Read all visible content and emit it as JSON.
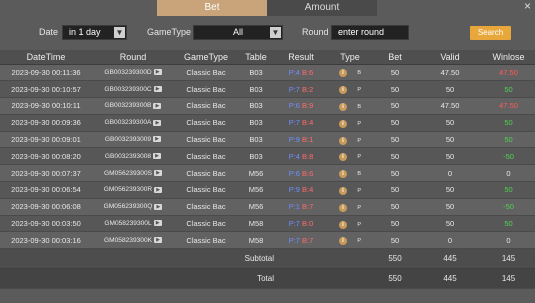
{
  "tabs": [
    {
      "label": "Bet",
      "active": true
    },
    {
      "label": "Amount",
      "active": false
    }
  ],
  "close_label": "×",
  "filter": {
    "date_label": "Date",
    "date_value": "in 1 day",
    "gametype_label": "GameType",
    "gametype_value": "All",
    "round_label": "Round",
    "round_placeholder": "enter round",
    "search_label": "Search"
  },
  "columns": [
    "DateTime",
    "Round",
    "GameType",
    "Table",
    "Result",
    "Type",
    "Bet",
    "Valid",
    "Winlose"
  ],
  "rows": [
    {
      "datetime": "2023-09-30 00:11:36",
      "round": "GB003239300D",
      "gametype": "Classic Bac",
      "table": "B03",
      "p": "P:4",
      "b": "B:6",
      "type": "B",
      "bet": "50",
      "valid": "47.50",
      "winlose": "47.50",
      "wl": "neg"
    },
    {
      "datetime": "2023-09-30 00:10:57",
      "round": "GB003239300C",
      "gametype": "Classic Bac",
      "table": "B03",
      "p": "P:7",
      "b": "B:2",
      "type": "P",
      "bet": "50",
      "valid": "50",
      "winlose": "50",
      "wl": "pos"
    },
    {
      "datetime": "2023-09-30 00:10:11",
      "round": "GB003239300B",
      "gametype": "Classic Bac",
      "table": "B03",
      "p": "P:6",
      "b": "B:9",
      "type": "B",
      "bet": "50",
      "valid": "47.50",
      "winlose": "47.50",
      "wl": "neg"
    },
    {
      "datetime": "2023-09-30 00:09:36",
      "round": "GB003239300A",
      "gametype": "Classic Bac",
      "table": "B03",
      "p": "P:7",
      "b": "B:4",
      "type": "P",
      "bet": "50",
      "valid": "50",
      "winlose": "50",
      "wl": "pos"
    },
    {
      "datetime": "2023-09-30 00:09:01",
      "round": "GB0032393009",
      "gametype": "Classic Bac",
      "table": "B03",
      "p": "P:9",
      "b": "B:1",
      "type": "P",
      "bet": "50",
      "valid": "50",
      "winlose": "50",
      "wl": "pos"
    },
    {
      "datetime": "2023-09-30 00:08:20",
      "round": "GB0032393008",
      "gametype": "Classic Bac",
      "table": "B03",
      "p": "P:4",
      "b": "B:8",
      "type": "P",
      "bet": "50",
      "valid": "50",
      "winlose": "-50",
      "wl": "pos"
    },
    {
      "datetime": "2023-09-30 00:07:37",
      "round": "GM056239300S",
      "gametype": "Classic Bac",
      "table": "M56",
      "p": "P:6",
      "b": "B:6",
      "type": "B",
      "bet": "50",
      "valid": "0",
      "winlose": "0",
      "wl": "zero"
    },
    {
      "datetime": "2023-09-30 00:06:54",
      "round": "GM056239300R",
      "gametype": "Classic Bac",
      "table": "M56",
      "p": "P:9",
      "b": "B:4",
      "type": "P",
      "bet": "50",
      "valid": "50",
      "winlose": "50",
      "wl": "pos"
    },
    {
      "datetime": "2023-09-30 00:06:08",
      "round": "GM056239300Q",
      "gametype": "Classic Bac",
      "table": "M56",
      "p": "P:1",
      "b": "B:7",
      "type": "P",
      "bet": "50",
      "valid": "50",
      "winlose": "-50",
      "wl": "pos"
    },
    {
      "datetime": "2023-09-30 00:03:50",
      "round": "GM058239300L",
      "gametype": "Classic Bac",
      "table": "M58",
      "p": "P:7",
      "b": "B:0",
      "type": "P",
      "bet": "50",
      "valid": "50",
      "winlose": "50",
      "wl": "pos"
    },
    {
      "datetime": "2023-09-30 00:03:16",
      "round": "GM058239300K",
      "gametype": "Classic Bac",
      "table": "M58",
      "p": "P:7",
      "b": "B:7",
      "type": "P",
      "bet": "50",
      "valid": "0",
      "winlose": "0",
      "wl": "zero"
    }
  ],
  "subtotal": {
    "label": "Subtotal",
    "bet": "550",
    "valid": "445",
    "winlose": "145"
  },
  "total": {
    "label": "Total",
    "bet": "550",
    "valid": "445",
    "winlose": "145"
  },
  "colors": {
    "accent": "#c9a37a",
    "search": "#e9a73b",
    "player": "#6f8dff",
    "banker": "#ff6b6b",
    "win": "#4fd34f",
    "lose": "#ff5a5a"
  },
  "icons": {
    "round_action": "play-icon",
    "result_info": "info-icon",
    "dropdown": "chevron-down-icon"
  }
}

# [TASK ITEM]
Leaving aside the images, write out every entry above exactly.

# [SOLUTION FOR THIS EXERCISE]
Read all visible content and emit it as JSON.
{
  "tabs": [
    {
      "label": "Bet",
      "active": true
    },
    {
      "label": "Amount",
      "active": false
    }
  ],
  "close_label": "×",
  "filter": {
    "date_label": "Date",
    "date_value": "in 1 day",
    "gametype_label": "GameType",
    "gametype_value": "All",
    "round_label": "Round",
    "round_placeholder": "enter round",
    "search_label": "Search"
  },
  "columns": [
    "DateTime",
    "Round",
    "GameType",
    "Table",
    "Result",
    "Type",
    "Bet",
    "Valid",
    "Winlose"
  ],
  "rows": [
    {
      "datetime": "2023-09-30 00:11:36",
      "round": "GB003239300D",
      "gametype": "Classic Bac",
      "table": "B03",
      "p": "P:4",
      "b": "B:6",
      "type": "B",
      "bet": "50",
      "valid": "47.50",
      "winlose": "47.50",
      "wl": "neg"
    },
    {
      "datetime": "2023-09-30 00:10:57",
      "round": "GB003239300C",
      "gametype": "Classic Bac",
      "table": "B03",
      "p": "P:7",
      "b": "B:2",
      "type": "P",
      "bet": "50",
      "valid": "50",
      "winlose": "50",
      "wl": "pos"
    },
    {
      "datetime": "2023-09-30 00:10:11",
      "round": "GB003239300B",
      "gametype": "Classic Bac",
      "table": "B03",
      "p": "P:6",
      "b": "B:9",
      "type": "B",
      "bet": "50",
      "valid": "47.50",
      "winlose": "47.50",
      "wl": "neg"
    },
    {
      "datetime": "2023-09-30 00:09:36",
      "round": "GB003239300A",
      "gametype": "Classic Bac",
      "table": "B03",
      "p": "P:7",
      "b": "B:4",
      "type": "P",
      "bet": "50",
      "valid": "50",
      "winlose": "50",
      "wl": "pos"
    },
    {
      "datetime": "2023-09-30 00:09:01",
      "round": "GB0032393009",
      "gametype": "Classic Bac",
      "table": "B03",
      "p": "P:9",
      "b": "B:1",
      "type": "P",
      "bet": "50",
      "valid": "50",
      "winlose": "50",
      "wl": "pos"
    },
    {
      "datetime": "2023-09-30 00:08:20",
      "round": "GB0032393008",
      "gametype": "Classic Bac",
      "table": "B03",
      "p": "P:4",
      "b": "B:8",
      "type": "P",
      "bet": "50",
      "valid": "50",
      "winlose": "-50",
      "wl": "pos"
    },
    {
      "datetime": "2023-09-30 00:07:37",
      "round": "GM056239300S",
      "gametype": "Classic Bac",
      "table": "M56",
      "p": "P:6",
      "b": "B:6",
      "type": "B",
      "bet": "50",
      "valid": "0",
      "winlose": "0",
      "wl": "zero"
    },
    {
      "datetime": "2023-09-30 00:06:54",
      "round": "GM056239300R",
      "gametype": "Classic Bac",
      "table": "M56",
      "p": "P:9",
      "b": "B:4",
      "type": "P",
      "bet": "50",
      "valid": "50",
      "winlose": "50",
      "wl": "pos"
    },
    {
      "datetime": "2023-09-30 00:06:08",
      "round": "GM056239300Q",
      "gametype": "Classic Bac",
      "table": "M56",
      "p": "P:1",
      "b": "B:7",
      "type": "P",
      "bet": "50",
      "valid": "50",
      "winlose": "-50",
      "wl": "pos"
    },
    {
      "datetime": "2023-09-30 00:03:50",
      "round": "GM058239300L",
      "gametype": "Classic Bac",
      "table": "M58",
      "p": "P:7",
      "b": "B:0",
      "type": "P",
      "bet": "50",
      "valid": "50",
      "winlose": "50",
      "wl": "pos"
    },
    {
      "datetime": "2023-09-30 00:03:16",
      "round": "GM058239300K",
      "gametype": "Classic Bac",
      "table": "M58",
      "p": "P:7",
      "b": "B:7",
      "type": "P",
      "bet": "50",
      "valid": "0",
      "winlose": "0",
      "wl": "zero"
    }
  ],
  "subtotal": {
    "label": "Subtotal",
    "bet": "550",
    "valid": "445",
    "winlose": "145"
  },
  "total": {
    "label": "Total",
    "bet": "550",
    "valid": "445",
    "winlose": "145"
  },
  "colors": {
    "accent": "#c9a37a",
    "search": "#e9a73b",
    "player": "#6f8dff",
    "banker": "#ff6b6b",
    "win": "#4fd34f",
    "lose": "#ff5a5a"
  },
  "icons": {
    "round_action": "play-icon",
    "result_info": "info-icon",
    "dropdown": "chevron-down-icon"
  }
}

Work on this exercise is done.